Los Angeles Mayor Antonio Villaraigosa (R) speaks with Deputy LAPD Chief Charlie Beck as they enjoy coffee and chat together at Getty House; the Mayors official residence November 3, 2009 in Los Angeles. The twp later would head outside to a press conference where the Mayor will announce his choice of Beck to head the LAPD.
Kevork Djansezian/Getty Images
Los Angeles Mayor Antonio Villaraigosa (L) congratulates Los Angeles Police Department Deputy Chief Charles Beck after he was announced as the mayor's selection to be the new Chief of Police at a news conference at the Getty House, the official residence of the mayor, on November 3, 2009 in Los Angeles.
The drop in crime in Los Angeles since Antonio Villaraigosa became mayor in 2005 has been astounding:
- Total violent crime plummeted 40.2 percent.
- Gang crime fell 37.5 percent.
- Total property crime dropped 23.6 percent.
Figuring out why requires going back to the day after Villaraigosa was elected. The new mayor-elect gathered with a group of mostly African-American supporters in the Crenshaw District.
“Earlier this morning, I met with [LAPD] Chief Bill Bratton to discuss our mutual support for one another,” he told the crowd.
The irony was thick. Villaraigosa defeated incumbent Mayor Jim Hahn in part because of Hahn’s decision to dismiss Bratton’s African-American predecessor, Bernard Parks, a beloved figure in the black community. Hahn lost his once bedrock support among African-Americans.
San Gabriel's city clerk has delayed filing official results of the March 5 election and swearing in new City Council members for at least a week while officials investigate complaints of misconduct in the election.

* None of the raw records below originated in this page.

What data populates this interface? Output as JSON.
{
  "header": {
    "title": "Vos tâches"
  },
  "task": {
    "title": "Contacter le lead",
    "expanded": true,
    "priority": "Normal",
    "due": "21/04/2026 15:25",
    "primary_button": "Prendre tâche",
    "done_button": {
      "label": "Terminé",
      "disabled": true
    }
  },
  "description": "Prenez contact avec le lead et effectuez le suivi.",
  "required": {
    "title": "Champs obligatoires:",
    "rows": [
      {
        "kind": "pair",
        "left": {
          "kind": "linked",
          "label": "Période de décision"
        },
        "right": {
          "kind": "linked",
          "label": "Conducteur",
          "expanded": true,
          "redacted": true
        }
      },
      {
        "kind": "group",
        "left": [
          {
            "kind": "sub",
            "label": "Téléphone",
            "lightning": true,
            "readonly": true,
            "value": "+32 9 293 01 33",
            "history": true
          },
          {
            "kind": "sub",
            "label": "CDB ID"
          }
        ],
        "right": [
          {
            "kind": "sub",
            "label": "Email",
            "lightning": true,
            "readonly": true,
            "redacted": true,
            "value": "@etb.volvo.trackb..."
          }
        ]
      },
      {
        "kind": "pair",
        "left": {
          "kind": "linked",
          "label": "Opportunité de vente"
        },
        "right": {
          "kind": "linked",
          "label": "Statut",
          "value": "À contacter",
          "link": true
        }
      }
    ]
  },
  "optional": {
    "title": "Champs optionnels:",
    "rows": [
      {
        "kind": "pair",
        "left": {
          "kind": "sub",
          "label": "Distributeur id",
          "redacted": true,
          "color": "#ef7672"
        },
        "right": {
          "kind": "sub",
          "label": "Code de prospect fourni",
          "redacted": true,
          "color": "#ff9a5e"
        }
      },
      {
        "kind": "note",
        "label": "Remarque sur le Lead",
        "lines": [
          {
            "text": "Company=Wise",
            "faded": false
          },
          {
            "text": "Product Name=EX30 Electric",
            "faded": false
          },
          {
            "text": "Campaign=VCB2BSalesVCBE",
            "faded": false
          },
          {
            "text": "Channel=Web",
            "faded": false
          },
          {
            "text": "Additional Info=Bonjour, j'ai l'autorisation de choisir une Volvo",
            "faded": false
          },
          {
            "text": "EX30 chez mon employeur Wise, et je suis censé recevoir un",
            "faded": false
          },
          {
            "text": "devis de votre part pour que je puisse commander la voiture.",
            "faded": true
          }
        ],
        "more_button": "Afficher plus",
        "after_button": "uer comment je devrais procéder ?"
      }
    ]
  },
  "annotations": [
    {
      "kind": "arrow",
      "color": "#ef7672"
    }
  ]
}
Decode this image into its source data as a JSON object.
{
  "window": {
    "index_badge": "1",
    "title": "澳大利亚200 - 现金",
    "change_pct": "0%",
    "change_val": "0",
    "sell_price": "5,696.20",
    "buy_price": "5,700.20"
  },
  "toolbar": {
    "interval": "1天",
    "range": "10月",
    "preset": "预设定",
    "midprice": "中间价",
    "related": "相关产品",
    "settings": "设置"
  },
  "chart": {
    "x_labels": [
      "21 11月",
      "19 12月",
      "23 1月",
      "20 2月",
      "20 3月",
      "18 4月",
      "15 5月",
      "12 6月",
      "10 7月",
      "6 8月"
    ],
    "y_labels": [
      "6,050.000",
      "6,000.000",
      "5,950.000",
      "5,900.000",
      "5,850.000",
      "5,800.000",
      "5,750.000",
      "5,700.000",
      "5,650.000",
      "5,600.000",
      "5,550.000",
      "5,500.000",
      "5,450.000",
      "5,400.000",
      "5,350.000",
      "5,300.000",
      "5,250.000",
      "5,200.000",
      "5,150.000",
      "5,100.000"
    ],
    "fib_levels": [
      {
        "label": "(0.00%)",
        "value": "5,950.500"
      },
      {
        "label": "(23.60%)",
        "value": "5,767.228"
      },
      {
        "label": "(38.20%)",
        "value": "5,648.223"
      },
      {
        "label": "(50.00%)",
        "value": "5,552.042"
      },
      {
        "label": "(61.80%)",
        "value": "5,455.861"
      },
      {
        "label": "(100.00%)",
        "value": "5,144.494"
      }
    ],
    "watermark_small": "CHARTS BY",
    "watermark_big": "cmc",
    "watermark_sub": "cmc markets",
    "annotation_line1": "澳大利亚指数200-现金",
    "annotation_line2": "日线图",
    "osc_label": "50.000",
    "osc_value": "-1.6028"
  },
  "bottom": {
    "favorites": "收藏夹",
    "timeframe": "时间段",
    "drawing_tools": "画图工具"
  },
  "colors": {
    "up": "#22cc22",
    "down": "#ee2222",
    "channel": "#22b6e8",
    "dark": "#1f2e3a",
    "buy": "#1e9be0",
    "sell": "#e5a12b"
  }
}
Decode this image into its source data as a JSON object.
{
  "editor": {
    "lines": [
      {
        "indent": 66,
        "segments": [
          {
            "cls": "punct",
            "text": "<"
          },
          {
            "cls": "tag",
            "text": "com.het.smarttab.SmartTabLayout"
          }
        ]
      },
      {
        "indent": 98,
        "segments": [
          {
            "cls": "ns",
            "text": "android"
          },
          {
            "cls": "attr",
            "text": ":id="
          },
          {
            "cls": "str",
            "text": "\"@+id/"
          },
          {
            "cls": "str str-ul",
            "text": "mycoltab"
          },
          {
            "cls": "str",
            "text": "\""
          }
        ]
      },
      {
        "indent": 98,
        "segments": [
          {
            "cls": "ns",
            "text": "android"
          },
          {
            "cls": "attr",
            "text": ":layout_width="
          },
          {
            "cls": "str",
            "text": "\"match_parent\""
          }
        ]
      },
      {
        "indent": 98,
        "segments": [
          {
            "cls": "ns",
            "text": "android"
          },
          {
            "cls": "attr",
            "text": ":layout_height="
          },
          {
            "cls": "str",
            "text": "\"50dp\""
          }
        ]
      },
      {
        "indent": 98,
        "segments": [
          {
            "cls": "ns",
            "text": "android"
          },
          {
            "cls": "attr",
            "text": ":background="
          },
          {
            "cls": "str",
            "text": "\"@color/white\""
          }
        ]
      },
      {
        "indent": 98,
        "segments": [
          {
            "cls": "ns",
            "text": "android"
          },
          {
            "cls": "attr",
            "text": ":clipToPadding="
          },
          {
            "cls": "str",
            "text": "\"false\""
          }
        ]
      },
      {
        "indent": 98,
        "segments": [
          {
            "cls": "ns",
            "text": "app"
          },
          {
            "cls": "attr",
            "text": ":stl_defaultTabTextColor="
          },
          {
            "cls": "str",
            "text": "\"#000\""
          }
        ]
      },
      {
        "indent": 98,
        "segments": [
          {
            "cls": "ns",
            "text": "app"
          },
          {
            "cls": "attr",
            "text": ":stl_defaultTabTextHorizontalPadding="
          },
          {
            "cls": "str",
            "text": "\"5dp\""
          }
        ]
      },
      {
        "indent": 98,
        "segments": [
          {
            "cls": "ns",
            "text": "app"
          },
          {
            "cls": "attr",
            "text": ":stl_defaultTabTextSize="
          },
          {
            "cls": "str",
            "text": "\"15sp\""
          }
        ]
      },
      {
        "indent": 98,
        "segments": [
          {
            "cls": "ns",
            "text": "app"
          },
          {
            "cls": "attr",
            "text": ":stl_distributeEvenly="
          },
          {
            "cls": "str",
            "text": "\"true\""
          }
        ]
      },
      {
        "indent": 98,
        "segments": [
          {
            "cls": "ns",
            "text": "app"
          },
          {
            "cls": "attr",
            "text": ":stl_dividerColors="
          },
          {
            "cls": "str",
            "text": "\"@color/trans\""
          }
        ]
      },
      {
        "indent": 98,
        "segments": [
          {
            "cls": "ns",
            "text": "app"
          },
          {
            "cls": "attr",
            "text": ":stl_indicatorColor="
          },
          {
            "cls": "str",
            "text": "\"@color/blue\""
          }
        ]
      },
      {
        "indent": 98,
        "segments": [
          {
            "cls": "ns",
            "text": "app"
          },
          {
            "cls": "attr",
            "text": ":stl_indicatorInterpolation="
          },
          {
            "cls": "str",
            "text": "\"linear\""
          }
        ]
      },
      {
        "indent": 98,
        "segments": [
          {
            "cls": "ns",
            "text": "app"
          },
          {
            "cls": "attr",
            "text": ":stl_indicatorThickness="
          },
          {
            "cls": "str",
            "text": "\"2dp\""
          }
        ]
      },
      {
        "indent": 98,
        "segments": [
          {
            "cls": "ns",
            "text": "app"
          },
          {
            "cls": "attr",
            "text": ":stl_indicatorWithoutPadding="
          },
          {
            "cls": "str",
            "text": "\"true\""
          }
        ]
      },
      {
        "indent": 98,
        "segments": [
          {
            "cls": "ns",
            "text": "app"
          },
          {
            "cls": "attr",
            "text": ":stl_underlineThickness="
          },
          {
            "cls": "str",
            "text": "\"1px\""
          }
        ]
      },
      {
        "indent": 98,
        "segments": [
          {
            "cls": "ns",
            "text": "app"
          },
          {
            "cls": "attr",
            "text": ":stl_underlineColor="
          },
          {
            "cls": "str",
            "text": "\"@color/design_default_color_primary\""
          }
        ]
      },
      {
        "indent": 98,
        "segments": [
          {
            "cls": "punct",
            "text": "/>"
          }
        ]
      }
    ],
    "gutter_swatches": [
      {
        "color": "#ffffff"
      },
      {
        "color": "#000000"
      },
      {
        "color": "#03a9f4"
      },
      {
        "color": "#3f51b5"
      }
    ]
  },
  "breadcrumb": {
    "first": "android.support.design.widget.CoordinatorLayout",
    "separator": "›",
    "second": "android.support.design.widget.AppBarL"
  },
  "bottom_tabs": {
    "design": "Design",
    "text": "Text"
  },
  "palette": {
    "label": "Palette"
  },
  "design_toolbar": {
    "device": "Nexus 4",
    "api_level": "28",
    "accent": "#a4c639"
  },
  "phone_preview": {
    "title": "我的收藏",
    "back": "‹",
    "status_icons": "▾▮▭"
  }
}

Normally, results in the election of three council members, treasurer, city clerk plus a ballot measure would have been certified two weeks after the election and the newly-elected members would have been sworn in.
The Los Angeles District Attorney Public Integrity Unit is reviewing an e-mail complaint it received about San Gabriel's election, spokeswoman Sandi Gibbons said Monday. She declined to say more about the complaint.
San Gabriel Assistant City Manager Marcella Marlowe also declined to be specific about the reason for the delayed certification of the election results, saying in an e-mail that due to high public interest in the election, the "post-election process has taken longer than usual to complete."
Congressman Juan Vargas, (D-Chula Vista)
Pope Francis, who celebrated his first mass Tuesday morning in Rome, is the first Jesuit to head the Catholic Church. A congressman from San Diego might have found his way to Rome too, but instead is now serving in the nation’s capitol.
Democratic freshman Congressman Juan Vargas spent five years as a Jesuit. Had he continued with the religious order, perhaps that could have been him waving to the crowd in St. Peter’s Square.
"Well, that would have been a cool job!” Vargas said.
The congressman said the Jesuits taught him that you have to make changes for social justice. He worked with Central American refugees and became a lawyer working on political asylum cases.
Juan Vargas is not the only former Jesuit in California politics these days: Governor Jerry Brown is also a former novitiate from the order.
David McNew/Getty Images
Mayoral candidate Wendy Greuel, who has been endorsed by every major City Hall unions, tells the Los Angeles Times she wants to revisit changes the city council made to pension benefits for new employees.
Good morning, readers. Welcome to the Maven's Morning Coffee -- a listing of the important headlines, news conferences, public meetings and announcements you need to know to fuel up and tackle your day.
The Maven's Morning Coffee is also available as a daily email. Click here to subscribe.
Today is Tuesday, March 19, and here is what's happening in Los Angeles:
Mayor candidate Wendy Greuel wants to reopen talks with City Hall unions to bargain a new pension tier approved last year by the Los Angeles City Council, reports the Los Angeles Times. Greuel says she supports the higher retirement age and the elimination of health care benefits for spouses, but believes the city council should have bargained in good faith before approving the changes. The pension proposal would apply to civilian workers hired after July 1.
L.A. City Councilman Paul Krekorian said Eric Garcetti's work on the city budget and innovative ways of delivering city services led to his endorsement.
Krekorian — whose Second Council District is in the East valley — endorsed Garcetti over Wendy Greuel. That's called payback: When Krekorian first ran for CD2, Greuel backed another candidate – Chris Essel. (Greuel represented CD 2 from 2002 to 2009.)
“Right now, more than ever, we need a mayor who will have the courage to deal honestly with the budget challenges we face," said Krekorian, who chairs the Budget and Finance Committee. "We need somebody who's going to think innovatively about new ways to deliver government services."
“As mayor, Eric's going to make sure the San Fernando Valley and all of Los Angeles are the best they can be.”
The Valley is considered a strong base for Greuel. A Los Angeles Times breakdown of the March 5 vote shows the Valley leaned toward Greuel and Republican Kevin James. An exit poll from Loyola Marymount University estimated that 34 percent of Valley voters supported Greuel.